Permission to Argue

| May 01, 2024

Last month we talked about giving ourselves permission to be helpful to our kids and grandkids. I thought I might give us all a topic to be thinking about - should the opportunity to help arise.

Conflict surrounding finances is one of the most common areas cited by couples contemplating divorce. If we are honest, we have all either had arguments or fights over how our resources are used. And it is likely that how we struggle with financial issues is likely indicative to how successful (or unsuccessful) we are in conflict resolution in other areas of our marriage.
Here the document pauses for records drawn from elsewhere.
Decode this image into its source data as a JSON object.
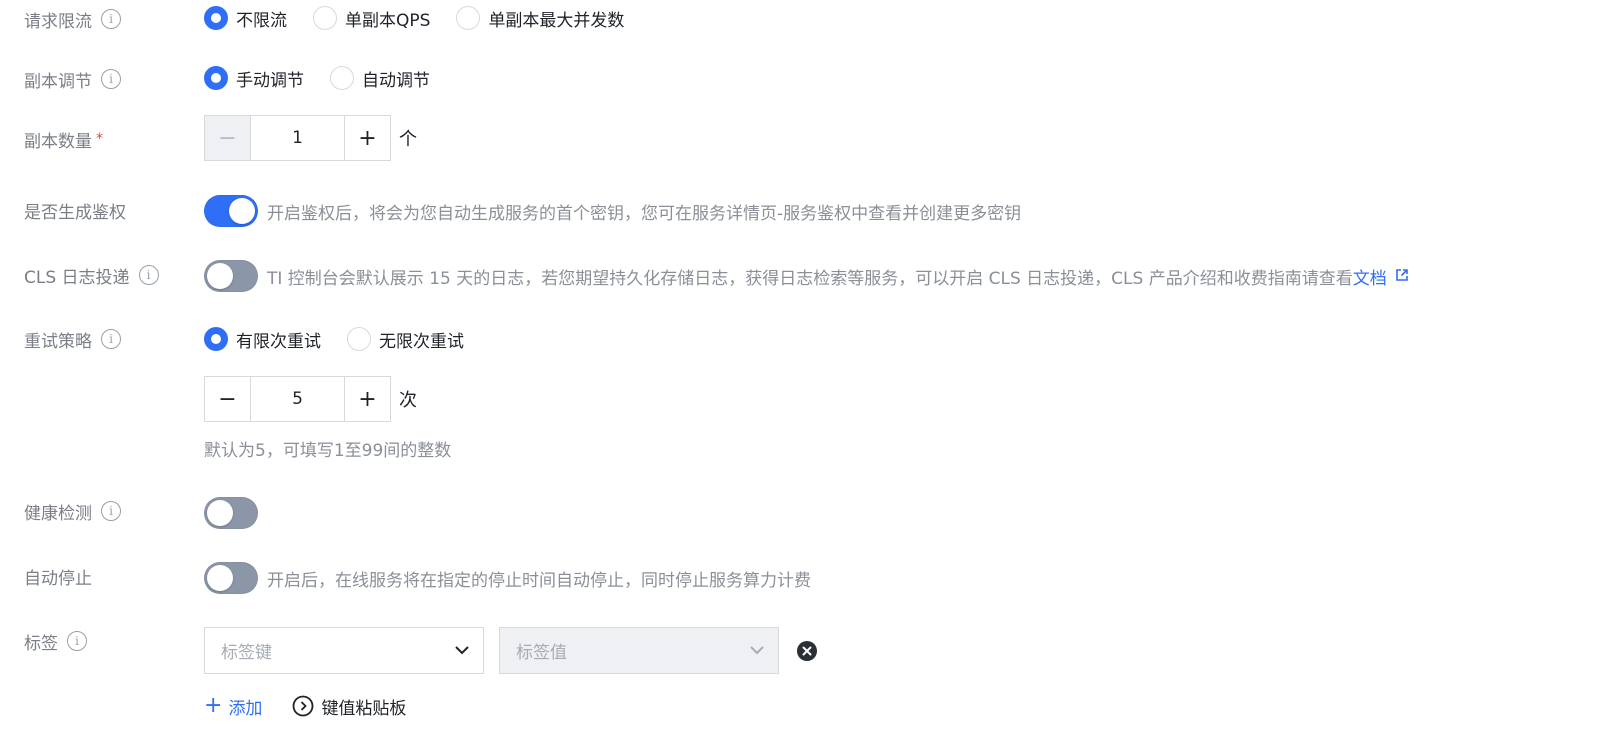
{
  "rate_limit": {
    "label": "请求限流",
    "options": [
      "不限流",
      "单副本QPS",
      "单副本最大并发数"
    ],
    "selected": 0
  },
  "replica_adjust": {
    "label": "副本调节",
    "options": [
      "手动调节",
      "自动调节"
    ],
    "selected": 0
  },
  "replica_count": {
    "label": "副本数量",
    "required_mark": "*",
    "value": "1",
    "unit": "个"
  },
  "auth": {
    "label": "是否生成鉴权",
    "enabled": true,
    "description": "开启鉴权后，将会为您自动生成服务的首个密钥，您可在服务详情页-服务鉴权中查看并创建更多密钥"
  },
  "cls_log": {
    "label": "CLS 日志投递",
    "enabled": false,
    "description": "TI 控制台会默认展示 15 天的日志，若您期望持久化存储日志，获得日志检索等服务，可以开启 CLS 日志投递，CLS 产品介绍和收费指南请查看",
    "link_text": "文档"
  },
  "retry": {
    "label": "重试策略",
    "options": [
      "有限次重试",
      "无限次重试"
    ],
    "selected": 0,
    "count_value": "5",
    "count_unit": "次",
    "hint": "默认为5，可填写1至99间的整数"
  },
  "health_check": {
    "label": "健康检测",
    "enabled": false
  },
  "auto_stop": {
    "label": "自动停止",
    "enabled": false,
    "description": "开启后，在线服务将在指定的停止时间自动停止，同时停止服务算力计费"
  },
  "tags": {
    "label": "标签",
    "key_placeholder": "标签键",
    "value_placeholder": "标签值",
    "add_label": "添加",
    "paste_label": "键值粘贴板"
  },
  "colors": {
    "accent": "#2f6ff5",
    "switch_off": "#8b96a8",
    "label_gray": "#7a7f87",
    "required_red": "#e54545"
  }
}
You may have noticed that I used both the words argue and fight in describing conflict. That was intentional. They are two very different things with different motivations and processes.  My friend Jeff (a licensed marriage and family therapist) has taught me a lot about this topic.

Arguments are a normal and expected part of all relationships. No two people see all things the same way, have the same perspective, or share the same motivation. An argument is a healthy attempt to solve problems and improve connection. The argument comes after the instigating event. The point of the argument is to repair and rebuild stronger!

Fights on the other hand are often focused on hurt and retaliation. In a fight, there is a winner and a loser. Fights often weaken our connection and trust for each other.

Couples have the option to choose which path they want to walk down after conflict happens. The most common complaint I hear from couples about their finances is that they “struggle to get or stay on the same page”. I want to share some thoughts from Jeff about how to address conflict in a way that can strengthen connections and build a more resilient “shared page”.

  • Conflicts in relationships are common. No two people can agree on everything. The purpose of conflict is to try to understand the other’s position so you can find resolution that works for both of you. You don’t have to agree with your partner’s position, but it helps a lot if you have some empathy for them.
  • If during an argument you notice that your partner is overwhelmed, slow down or even set aside the argument subject. It’s tough to solve problems when you get overwhelmed. Focus on getting to an emotional place that is calmer before you jump back into problem solving.
  • Most arguments in a relationship have strong feelings (anger, hurt, scared, etc.) associated with them. If you don’t pay attention to your own feelings and the feelings your partner has (which may be very different than yours), there’s a good chance your argument won’t go well. It’s helpful to understand both the subject you’re arguing about and the emotions associated with that argument.

Learning how to argue for repair is a great skill to learn and share with our adult kids (when the time is right). If you would like to have a resource for you or your family that focuses on how to “Do money in a relationship”, you can check out More Than a Budget on Instagram or Facebook.